[Items from an interface collection]
# # # # #

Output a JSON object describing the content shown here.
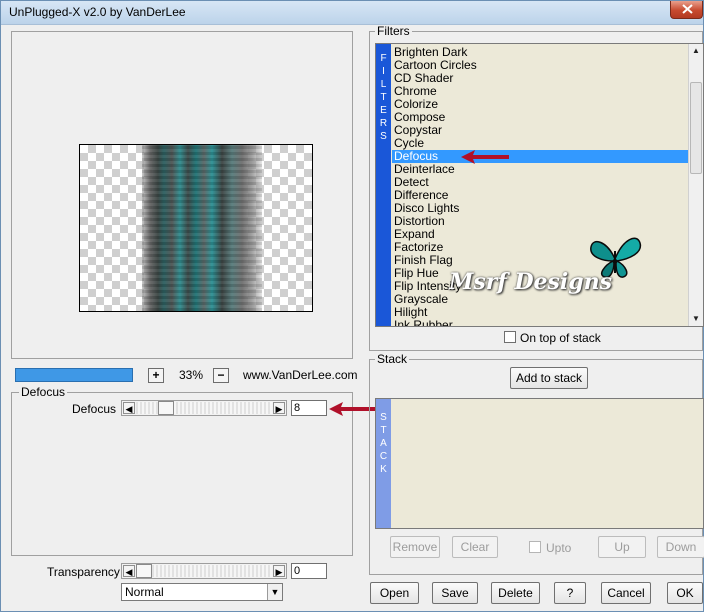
{
  "window": {
    "title": "UnPlugged-X v2.0 by VanDerLee"
  },
  "preview": {
    "zoom": "33%",
    "plus": "+",
    "minus": "−",
    "url": "www.VanDerLee.com"
  },
  "defocus_group": {
    "caption": "Defocus",
    "param_label": "Defocus",
    "value": "8",
    "slider_fraction": 0.27
  },
  "transparency": {
    "label": "Transparency",
    "value": "0",
    "slider_fraction": 0.0
  },
  "blend": {
    "selected": "Normal"
  },
  "filters": {
    "caption": "Filters",
    "vertical_label": [
      "F",
      "I",
      "L",
      "T",
      "E",
      "R",
      "S"
    ],
    "items": [
      "Brighten Dark",
      "Cartoon Circles",
      "CD Shader",
      "Chrome",
      "Colorize",
      "Compose",
      "Copystar",
      "Cycle",
      "Defocus",
      "Deinterlace",
      "Detect",
      "Difference",
      "Disco Lights",
      "Distortion",
      "Expand",
      "Factorize",
      "Finish Flag",
      "Flip Hue",
      "Flip Intensity",
      "Grayscale",
      "Hilight",
      "Ink Rubber"
    ],
    "selected_index": 8,
    "watermark": "Msrf Designs",
    "on_top_label": "On top of stack"
  },
  "stack": {
    "caption": "Stack",
    "add_button": "Add to stack",
    "vertical_label": [
      "S",
      "T",
      "A",
      "C",
      "K"
    ],
    "remove": "Remove",
    "clear": "Clear",
    "upto": "Upto",
    "up": "Up",
    "down": "Down"
  },
  "footer": {
    "open": "Open",
    "save": "Save",
    "delete": "Delete",
    "help": "?",
    "cancel": "Cancel",
    "ok": "OK"
  },
  "colors": {
    "selection": "#3399ff",
    "filter_bar": "#1a57d8",
    "stack_bar": "#7f9ce6",
    "arrow_red": "#b0102a"
  }
}
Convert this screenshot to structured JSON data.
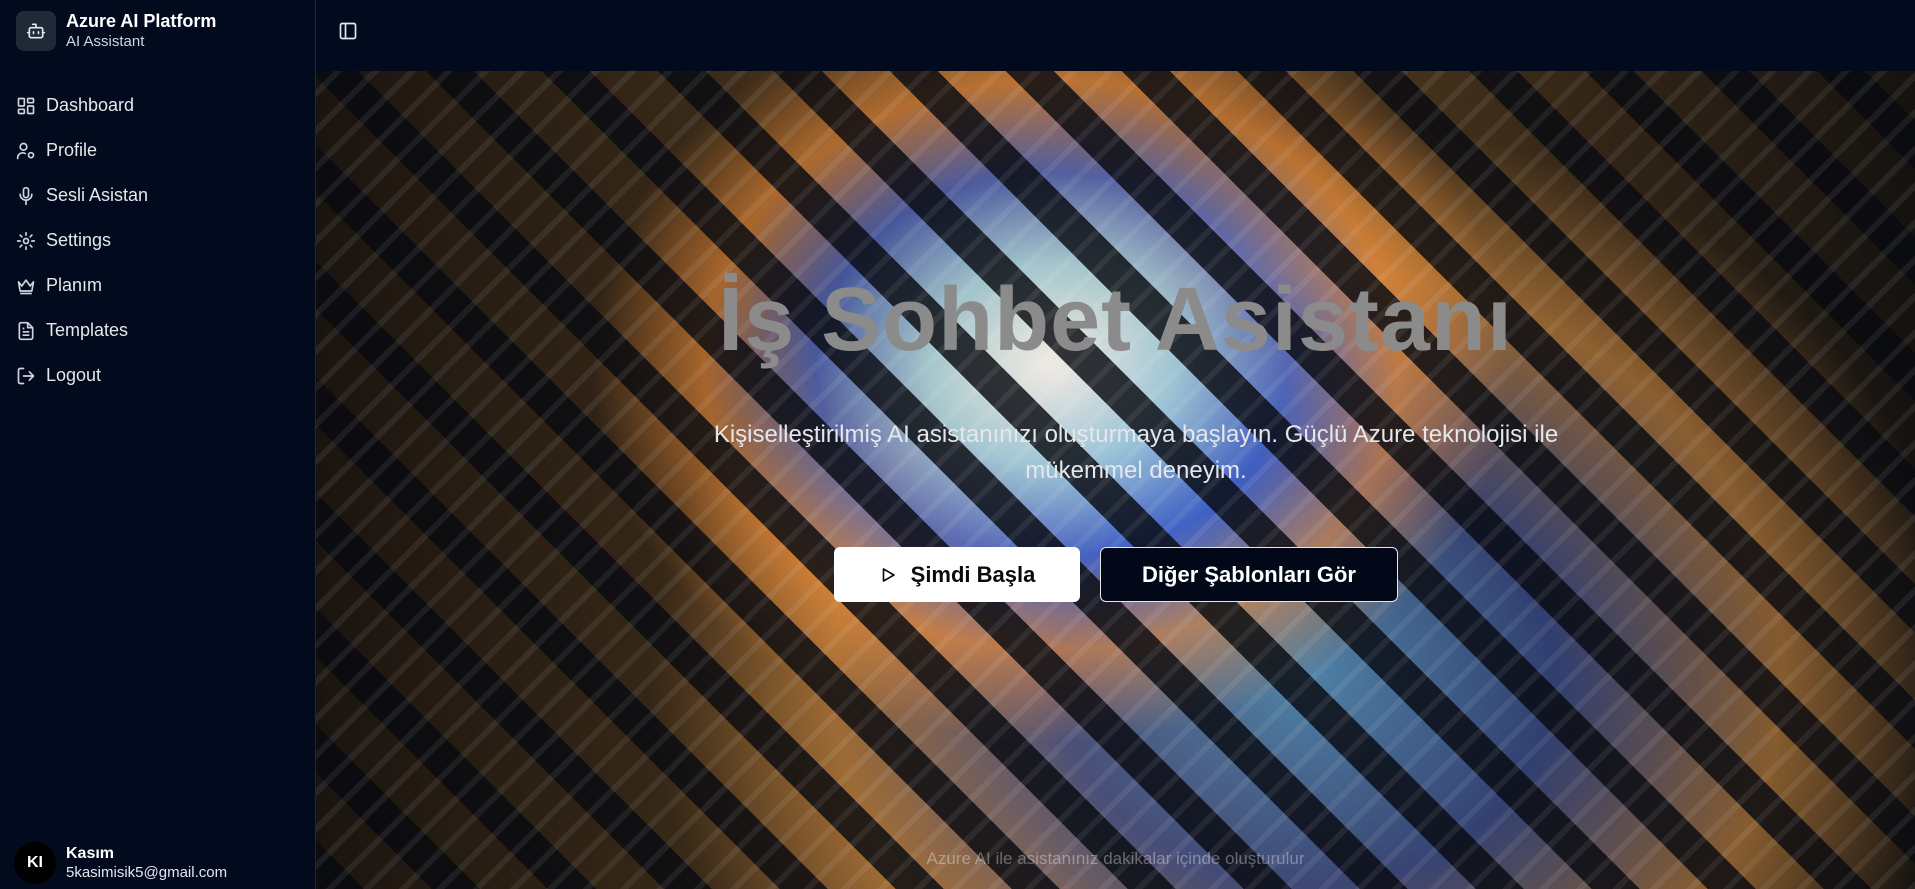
{
  "brand": {
    "title": "Azure AI Platform",
    "subtitle": "AI Assistant",
    "icon": "bot-icon"
  },
  "sidebar": {
    "items": [
      {
        "label": "Dashboard",
        "icon": "dashboard-icon"
      },
      {
        "label": "Profile",
        "icon": "user-cog-icon"
      },
      {
        "label": "Sesli Asistan",
        "icon": "microphone-icon"
      },
      {
        "label": "Settings",
        "icon": "gear-icon"
      },
      {
        "label": "Planım",
        "icon": "crown-icon"
      },
      {
        "label": "Templates",
        "icon": "document-icon"
      },
      {
        "label": "Logout",
        "icon": "logout-icon"
      }
    ]
  },
  "user": {
    "initials": "KI",
    "name": "Kasım",
    "email": "5kasimisik5@gmail.com"
  },
  "hero": {
    "title": "İş Sohbet Asistanı",
    "description": "Kişiselleştirilmiş AI asistanınızı oluşturmaya başlayın. Güçlü Azure teknolojisi ile mükemmel deneyim.",
    "primary_button": "Şimdi Başla",
    "secondary_button": "Diğer Şablonları Gör",
    "footer": "Azure AI ile asistanınız dakikalar içinde oluşturulur"
  },
  "colors": {
    "background": "#020817",
    "sidebar": "#020a1e",
    "button_primary": "#ffffff"
  }
}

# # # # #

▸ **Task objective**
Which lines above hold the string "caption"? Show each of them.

▸ **Response box**
    "caption": "Defocus",
    "caption": "Filters",
    "caption": "Stack",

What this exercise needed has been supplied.